:: Task prompt ::
Which of the lines in the data mention the string "address"? List them all.

== Segment start ==

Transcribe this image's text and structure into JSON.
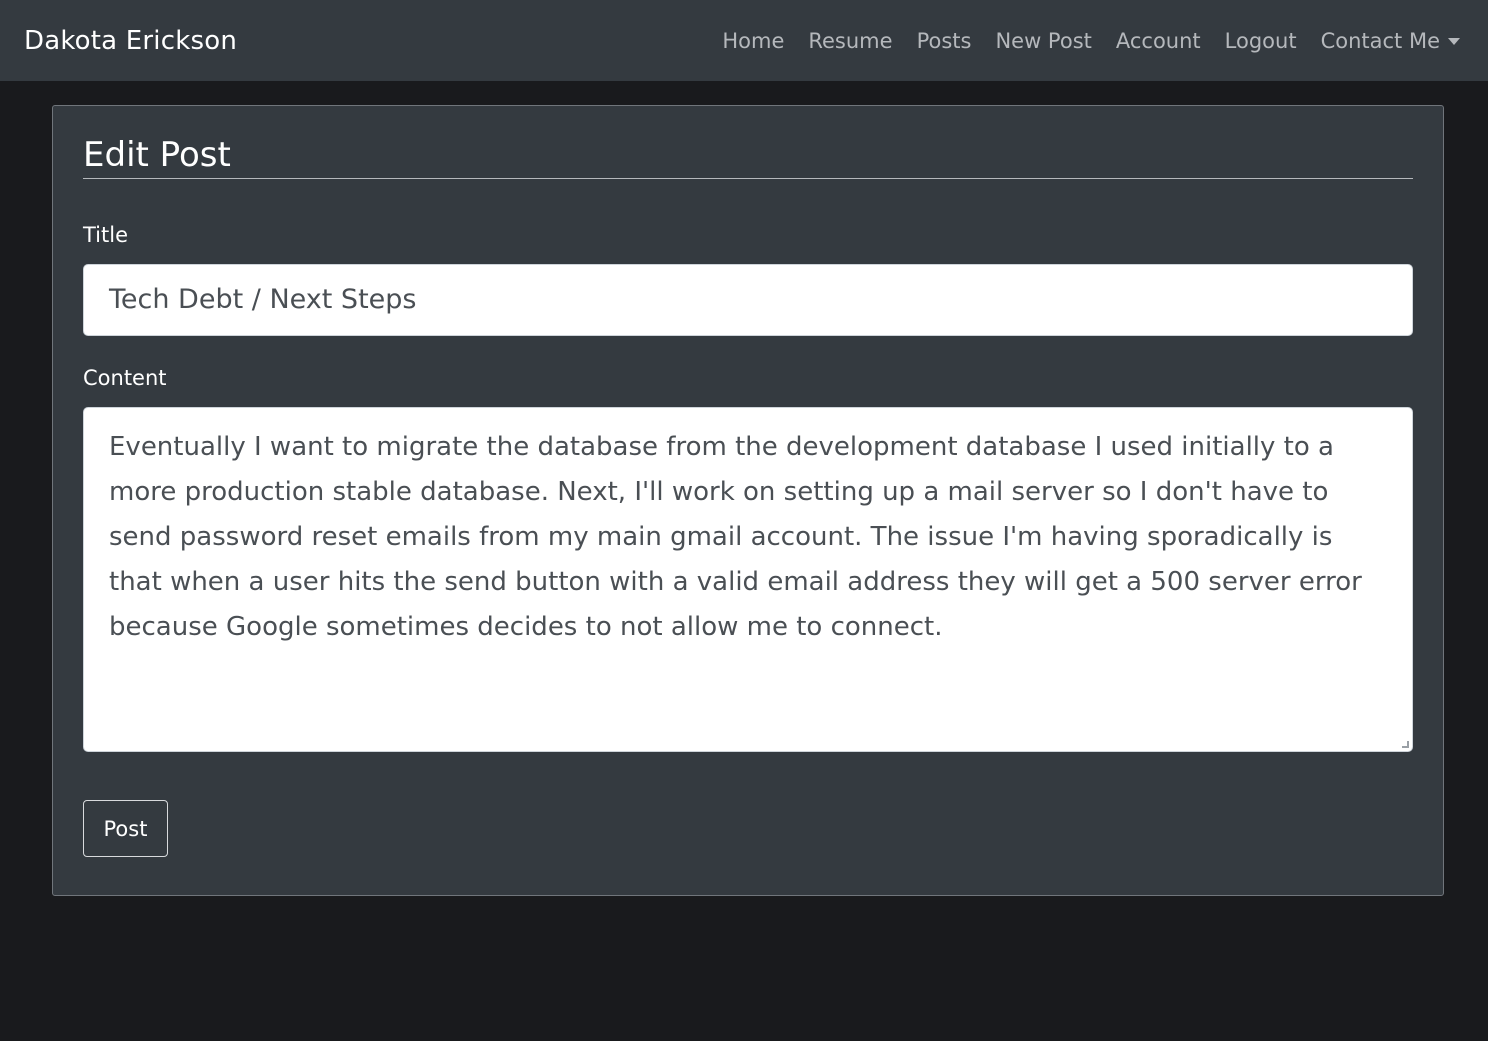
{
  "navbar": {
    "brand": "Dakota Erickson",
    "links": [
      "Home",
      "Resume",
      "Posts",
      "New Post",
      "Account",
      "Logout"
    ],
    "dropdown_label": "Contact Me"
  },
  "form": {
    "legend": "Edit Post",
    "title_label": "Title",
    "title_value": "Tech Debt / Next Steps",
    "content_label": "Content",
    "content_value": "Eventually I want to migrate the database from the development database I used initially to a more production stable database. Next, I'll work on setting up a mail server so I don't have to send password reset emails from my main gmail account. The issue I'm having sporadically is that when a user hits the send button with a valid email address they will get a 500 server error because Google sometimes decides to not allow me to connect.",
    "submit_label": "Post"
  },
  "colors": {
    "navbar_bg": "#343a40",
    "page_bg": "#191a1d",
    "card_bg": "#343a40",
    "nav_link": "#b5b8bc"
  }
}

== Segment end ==
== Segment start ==

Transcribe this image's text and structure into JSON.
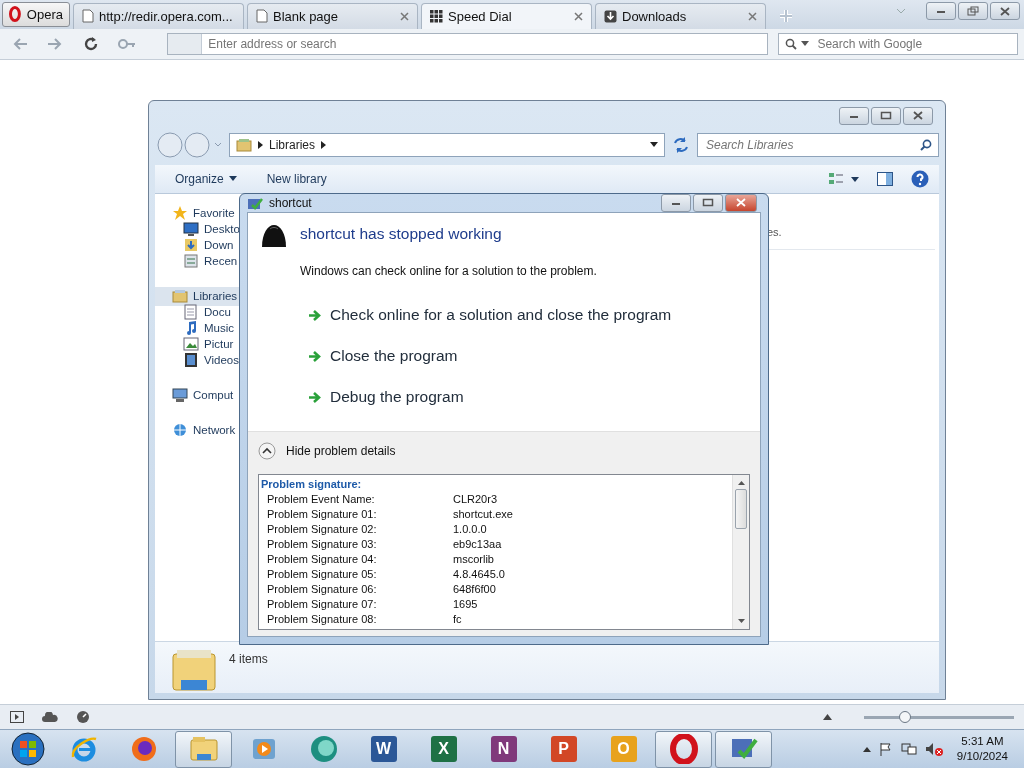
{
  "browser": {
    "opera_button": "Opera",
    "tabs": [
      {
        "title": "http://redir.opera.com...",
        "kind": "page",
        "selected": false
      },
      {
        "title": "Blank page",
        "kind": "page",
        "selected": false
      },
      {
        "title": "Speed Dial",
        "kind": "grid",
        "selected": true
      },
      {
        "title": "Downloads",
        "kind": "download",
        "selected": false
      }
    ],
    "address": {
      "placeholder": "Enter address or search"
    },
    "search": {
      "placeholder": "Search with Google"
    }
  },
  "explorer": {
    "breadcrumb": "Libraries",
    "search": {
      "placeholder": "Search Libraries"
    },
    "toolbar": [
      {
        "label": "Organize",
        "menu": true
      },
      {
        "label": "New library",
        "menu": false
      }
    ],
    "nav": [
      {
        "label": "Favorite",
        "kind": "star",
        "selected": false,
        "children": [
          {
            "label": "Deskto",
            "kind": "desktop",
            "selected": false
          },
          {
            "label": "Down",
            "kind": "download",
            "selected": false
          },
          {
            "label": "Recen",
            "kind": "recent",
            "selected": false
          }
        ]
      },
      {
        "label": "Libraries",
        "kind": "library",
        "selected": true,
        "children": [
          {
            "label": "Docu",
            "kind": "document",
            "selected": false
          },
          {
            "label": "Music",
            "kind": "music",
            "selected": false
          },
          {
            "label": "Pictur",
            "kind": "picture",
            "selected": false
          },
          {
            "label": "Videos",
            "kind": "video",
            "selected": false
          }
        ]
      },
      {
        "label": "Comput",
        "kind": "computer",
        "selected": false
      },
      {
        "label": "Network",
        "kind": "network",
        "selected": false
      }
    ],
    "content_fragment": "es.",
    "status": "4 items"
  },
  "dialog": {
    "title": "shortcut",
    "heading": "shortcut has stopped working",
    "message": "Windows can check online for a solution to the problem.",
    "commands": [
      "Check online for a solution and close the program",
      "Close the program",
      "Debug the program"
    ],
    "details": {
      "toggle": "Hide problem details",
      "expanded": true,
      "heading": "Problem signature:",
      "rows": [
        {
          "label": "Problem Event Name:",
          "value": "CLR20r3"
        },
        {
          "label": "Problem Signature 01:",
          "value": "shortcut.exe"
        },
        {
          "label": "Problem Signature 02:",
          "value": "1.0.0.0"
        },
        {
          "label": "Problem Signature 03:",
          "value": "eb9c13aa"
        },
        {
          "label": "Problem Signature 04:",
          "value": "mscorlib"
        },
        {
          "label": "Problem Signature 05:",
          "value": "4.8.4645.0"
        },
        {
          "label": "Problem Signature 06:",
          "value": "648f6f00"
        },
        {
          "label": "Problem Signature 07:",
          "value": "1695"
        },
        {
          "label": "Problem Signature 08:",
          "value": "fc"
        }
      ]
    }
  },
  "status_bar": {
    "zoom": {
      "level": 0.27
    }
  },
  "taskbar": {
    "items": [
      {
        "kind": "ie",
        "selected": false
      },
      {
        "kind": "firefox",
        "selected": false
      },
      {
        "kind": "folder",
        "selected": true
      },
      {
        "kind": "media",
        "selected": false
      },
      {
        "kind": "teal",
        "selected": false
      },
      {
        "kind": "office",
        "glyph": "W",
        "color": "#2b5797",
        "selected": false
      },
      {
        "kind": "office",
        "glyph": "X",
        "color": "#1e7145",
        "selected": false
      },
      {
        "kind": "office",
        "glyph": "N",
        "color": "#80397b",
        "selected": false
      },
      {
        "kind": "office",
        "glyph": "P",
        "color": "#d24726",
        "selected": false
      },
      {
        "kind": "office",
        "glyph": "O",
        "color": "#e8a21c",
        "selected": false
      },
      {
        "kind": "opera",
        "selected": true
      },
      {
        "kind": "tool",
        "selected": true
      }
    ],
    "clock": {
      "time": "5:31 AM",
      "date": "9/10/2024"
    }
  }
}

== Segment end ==

:: Response to this task ::
    "content_value": "Eventually I want to migrate the database from the development database I used initially to a more production stable database. Next, I'll work on setting up a mail server so I don't have to send password reset emails from my main gmail account. The issue I'm having sporadically is that when a user hits the send button with a valid email address they will get a 500 server error because Google sometimes decides to not allow me to connect.",
    "address": {
      "placeholder": "Enter address or search"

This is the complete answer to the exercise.